Copy each line of the entries that includes the word "question".

=== Section Start ===

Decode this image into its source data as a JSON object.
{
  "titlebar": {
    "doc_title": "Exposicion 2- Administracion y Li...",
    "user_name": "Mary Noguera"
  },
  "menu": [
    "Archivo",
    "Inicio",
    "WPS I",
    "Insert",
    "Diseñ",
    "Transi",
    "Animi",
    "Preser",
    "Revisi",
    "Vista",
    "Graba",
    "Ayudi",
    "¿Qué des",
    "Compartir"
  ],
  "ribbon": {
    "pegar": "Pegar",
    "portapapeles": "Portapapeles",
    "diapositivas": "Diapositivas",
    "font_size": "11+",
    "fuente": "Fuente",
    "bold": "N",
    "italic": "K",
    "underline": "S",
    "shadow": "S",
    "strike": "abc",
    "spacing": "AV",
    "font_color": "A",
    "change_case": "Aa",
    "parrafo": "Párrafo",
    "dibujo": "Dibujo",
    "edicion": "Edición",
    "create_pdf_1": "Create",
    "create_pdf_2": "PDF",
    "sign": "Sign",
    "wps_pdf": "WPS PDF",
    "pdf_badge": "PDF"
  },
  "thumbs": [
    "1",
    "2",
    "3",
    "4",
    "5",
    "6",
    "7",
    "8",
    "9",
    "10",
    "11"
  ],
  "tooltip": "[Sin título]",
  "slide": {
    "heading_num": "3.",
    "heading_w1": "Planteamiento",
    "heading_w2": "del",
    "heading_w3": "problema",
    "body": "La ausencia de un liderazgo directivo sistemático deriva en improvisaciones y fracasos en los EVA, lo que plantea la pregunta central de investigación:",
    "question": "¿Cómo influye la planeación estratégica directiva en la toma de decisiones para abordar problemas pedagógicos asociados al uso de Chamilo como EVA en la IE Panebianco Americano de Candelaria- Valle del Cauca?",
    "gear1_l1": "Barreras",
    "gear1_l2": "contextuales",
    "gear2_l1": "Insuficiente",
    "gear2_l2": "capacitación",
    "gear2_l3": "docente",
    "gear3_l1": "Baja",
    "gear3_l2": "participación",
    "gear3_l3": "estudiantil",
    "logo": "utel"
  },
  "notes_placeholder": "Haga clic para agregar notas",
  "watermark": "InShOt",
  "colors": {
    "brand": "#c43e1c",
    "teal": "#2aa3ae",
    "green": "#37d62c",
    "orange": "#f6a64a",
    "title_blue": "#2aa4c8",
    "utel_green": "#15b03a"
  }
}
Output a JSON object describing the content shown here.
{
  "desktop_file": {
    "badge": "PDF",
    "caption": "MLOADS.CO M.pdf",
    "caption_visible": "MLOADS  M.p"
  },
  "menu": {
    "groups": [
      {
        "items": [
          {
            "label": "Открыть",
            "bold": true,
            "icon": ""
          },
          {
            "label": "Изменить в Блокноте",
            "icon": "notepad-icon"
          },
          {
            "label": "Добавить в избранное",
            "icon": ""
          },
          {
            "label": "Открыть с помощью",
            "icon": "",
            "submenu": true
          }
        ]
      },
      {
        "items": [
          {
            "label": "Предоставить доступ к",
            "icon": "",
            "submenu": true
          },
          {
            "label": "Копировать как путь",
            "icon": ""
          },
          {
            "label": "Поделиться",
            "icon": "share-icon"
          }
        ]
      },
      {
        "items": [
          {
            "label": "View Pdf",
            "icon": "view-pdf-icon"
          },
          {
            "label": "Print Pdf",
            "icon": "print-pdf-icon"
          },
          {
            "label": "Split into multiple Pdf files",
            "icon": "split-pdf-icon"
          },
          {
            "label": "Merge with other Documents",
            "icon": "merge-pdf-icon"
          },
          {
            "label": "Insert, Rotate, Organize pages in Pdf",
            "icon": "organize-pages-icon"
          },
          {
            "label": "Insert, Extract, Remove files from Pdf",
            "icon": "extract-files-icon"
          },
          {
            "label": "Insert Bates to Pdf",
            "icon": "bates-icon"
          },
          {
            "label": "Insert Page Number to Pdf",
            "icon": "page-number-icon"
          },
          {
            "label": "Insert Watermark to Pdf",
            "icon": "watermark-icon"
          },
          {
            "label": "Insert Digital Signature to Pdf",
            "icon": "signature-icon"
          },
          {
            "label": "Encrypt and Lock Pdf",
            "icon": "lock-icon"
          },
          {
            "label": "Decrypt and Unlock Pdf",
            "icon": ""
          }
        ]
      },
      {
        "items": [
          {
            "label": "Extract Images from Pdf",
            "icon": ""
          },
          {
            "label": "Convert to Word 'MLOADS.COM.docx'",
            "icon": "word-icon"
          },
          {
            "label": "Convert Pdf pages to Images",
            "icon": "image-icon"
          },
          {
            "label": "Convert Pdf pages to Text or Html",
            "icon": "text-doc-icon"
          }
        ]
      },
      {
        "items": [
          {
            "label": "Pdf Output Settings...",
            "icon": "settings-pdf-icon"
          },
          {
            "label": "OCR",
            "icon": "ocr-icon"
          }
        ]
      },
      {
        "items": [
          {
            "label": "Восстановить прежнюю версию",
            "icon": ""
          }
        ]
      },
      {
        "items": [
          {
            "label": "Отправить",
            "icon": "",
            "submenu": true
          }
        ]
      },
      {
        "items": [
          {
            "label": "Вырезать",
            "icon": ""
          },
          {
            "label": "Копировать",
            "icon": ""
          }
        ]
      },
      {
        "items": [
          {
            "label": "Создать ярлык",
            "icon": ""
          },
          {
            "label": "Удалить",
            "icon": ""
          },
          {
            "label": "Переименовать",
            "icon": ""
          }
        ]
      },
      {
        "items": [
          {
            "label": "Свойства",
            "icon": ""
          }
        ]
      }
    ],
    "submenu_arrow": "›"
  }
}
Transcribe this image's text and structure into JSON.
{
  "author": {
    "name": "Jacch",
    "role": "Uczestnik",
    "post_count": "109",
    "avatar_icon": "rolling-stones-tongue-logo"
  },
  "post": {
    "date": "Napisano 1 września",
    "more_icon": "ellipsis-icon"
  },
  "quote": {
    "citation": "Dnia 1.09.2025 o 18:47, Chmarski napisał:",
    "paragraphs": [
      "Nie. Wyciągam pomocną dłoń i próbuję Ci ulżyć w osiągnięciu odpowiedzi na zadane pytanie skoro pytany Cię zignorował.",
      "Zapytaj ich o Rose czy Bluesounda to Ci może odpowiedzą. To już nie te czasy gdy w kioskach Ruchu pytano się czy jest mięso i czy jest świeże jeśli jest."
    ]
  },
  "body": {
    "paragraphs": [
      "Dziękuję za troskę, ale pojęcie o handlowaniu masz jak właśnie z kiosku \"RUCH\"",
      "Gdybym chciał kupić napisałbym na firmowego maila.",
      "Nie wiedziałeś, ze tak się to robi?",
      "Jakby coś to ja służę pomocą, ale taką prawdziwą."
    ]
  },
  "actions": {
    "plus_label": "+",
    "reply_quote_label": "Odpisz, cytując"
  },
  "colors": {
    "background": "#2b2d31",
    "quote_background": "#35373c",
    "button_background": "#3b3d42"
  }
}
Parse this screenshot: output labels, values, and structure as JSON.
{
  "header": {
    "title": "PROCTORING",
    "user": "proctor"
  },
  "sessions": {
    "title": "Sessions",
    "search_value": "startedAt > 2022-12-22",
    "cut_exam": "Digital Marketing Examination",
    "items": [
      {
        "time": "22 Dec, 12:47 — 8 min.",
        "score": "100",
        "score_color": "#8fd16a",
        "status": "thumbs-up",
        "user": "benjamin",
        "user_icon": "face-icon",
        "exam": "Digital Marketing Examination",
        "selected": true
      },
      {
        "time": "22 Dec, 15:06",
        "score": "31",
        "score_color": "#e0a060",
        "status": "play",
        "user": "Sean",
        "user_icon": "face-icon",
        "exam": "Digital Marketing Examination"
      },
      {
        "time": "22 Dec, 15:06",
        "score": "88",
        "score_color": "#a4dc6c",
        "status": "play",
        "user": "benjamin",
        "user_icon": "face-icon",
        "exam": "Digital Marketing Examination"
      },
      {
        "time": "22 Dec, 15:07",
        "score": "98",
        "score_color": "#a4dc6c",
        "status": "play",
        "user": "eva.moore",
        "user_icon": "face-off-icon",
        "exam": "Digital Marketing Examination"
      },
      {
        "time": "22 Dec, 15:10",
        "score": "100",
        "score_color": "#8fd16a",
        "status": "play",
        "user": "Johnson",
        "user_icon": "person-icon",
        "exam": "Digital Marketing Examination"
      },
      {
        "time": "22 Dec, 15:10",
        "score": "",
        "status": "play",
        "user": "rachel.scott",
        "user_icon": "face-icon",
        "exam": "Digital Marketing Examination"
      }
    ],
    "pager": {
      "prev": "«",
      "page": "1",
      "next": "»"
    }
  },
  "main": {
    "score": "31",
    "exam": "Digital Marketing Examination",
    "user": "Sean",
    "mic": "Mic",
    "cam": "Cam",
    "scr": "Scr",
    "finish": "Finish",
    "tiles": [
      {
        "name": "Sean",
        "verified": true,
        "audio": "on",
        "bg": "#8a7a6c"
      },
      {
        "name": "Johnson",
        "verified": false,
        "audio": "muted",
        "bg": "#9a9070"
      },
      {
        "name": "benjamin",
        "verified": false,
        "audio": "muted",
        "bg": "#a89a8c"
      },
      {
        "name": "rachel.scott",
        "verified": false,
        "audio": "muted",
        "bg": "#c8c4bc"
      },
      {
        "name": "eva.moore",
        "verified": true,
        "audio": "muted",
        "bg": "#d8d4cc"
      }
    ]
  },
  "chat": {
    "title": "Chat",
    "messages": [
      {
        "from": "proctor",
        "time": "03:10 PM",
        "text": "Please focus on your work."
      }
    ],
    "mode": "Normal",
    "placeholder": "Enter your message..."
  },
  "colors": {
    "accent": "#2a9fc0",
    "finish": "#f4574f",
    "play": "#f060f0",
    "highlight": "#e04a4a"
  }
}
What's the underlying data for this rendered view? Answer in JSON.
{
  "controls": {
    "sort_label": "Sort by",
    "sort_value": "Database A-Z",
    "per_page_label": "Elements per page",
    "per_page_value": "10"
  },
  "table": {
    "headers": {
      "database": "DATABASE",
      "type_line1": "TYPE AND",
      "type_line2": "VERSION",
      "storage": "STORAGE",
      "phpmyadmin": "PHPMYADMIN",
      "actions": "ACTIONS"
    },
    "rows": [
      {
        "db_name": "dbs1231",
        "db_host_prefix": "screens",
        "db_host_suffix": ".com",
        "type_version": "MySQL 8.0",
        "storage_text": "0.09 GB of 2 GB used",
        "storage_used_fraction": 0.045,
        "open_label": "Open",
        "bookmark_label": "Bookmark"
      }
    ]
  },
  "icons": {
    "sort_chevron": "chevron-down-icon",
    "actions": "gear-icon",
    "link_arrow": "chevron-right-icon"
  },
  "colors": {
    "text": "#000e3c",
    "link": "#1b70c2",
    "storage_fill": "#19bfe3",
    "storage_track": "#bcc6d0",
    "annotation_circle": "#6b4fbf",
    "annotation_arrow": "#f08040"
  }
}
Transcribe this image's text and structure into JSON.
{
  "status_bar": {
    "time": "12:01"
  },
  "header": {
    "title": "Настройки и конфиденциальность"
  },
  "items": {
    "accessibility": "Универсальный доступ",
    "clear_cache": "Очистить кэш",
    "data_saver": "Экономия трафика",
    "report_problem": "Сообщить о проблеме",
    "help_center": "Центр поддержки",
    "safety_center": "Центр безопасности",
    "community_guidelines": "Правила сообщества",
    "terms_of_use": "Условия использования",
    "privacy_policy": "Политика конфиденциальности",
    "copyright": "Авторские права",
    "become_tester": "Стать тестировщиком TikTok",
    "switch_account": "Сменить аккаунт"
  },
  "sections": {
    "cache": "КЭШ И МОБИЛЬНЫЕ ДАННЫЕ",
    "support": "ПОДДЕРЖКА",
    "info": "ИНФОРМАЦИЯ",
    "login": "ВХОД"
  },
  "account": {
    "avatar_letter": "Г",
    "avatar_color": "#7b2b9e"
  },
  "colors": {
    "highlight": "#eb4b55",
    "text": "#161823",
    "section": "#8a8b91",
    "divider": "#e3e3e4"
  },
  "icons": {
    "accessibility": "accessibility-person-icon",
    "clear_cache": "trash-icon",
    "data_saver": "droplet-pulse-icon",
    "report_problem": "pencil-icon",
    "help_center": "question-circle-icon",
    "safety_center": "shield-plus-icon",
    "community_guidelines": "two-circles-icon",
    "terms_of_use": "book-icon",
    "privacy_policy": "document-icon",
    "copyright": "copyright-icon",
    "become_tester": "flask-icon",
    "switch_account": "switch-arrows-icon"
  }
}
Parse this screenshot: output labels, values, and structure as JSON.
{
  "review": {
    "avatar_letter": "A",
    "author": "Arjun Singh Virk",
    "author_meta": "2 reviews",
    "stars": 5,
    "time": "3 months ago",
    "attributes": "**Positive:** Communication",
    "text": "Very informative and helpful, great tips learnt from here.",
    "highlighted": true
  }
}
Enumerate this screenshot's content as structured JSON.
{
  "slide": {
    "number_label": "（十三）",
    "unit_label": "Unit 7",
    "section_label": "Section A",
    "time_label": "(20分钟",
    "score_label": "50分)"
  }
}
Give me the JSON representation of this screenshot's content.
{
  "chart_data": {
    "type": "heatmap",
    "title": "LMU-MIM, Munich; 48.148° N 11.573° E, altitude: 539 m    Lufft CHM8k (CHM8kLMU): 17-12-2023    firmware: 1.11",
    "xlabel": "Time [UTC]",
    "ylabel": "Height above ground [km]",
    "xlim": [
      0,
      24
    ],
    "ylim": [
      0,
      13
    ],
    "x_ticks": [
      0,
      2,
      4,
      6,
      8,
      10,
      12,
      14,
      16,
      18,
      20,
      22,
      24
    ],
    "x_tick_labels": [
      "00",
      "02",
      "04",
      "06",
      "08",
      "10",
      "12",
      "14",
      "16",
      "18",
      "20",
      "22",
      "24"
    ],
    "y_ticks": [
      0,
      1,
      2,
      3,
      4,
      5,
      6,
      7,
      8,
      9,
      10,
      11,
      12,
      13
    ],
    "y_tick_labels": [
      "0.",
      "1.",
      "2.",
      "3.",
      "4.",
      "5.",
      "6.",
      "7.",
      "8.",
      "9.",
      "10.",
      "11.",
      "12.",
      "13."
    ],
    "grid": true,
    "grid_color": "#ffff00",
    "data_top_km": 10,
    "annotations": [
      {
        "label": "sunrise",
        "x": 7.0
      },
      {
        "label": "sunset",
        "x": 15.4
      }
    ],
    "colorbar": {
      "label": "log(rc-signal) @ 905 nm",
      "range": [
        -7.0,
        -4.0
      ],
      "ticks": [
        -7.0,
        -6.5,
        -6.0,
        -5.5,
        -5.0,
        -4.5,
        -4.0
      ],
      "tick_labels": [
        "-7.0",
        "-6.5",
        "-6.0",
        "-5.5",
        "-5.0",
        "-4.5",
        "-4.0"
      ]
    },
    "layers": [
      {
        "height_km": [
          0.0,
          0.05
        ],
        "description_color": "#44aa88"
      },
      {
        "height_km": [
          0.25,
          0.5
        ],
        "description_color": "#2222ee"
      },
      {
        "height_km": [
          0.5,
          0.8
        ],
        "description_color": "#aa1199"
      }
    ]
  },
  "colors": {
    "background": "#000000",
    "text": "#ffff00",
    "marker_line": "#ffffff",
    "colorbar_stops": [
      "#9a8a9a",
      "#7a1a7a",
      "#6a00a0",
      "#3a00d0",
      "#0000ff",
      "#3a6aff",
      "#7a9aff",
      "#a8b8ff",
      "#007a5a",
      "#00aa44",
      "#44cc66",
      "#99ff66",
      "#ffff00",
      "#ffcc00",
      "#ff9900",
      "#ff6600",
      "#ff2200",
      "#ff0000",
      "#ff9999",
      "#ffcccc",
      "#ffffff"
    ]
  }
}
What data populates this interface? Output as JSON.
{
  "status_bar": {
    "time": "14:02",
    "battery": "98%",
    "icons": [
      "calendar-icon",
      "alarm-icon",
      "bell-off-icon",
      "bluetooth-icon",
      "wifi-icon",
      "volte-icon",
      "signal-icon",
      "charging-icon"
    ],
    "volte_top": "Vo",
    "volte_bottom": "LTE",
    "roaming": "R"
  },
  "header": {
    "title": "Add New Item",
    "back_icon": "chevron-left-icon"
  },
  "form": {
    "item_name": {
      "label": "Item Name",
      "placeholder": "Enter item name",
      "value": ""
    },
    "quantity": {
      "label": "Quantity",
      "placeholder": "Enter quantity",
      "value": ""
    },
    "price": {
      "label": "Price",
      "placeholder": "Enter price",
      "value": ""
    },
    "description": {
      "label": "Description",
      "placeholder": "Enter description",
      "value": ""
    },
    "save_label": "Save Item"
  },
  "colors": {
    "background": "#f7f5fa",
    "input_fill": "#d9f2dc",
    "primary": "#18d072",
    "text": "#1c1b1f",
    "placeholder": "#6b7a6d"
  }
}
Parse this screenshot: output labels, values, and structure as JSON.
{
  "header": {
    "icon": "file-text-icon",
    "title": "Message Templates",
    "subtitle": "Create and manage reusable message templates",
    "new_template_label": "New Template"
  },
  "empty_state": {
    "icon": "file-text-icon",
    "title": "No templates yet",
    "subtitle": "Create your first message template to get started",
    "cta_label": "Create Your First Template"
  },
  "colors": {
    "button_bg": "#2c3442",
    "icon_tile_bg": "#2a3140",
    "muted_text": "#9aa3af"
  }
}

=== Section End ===

WRITTEN REPLY.
    "question": "¿Cómo influye la planeación estratégica directiva en la toma de decisiones para abordar problemas pedagógicos asociados al uso de Chamilo como EVA en la IE Panebianco Americano de Candelaria- Valle del Cauca?",
    "help_center": "question-circle-icon",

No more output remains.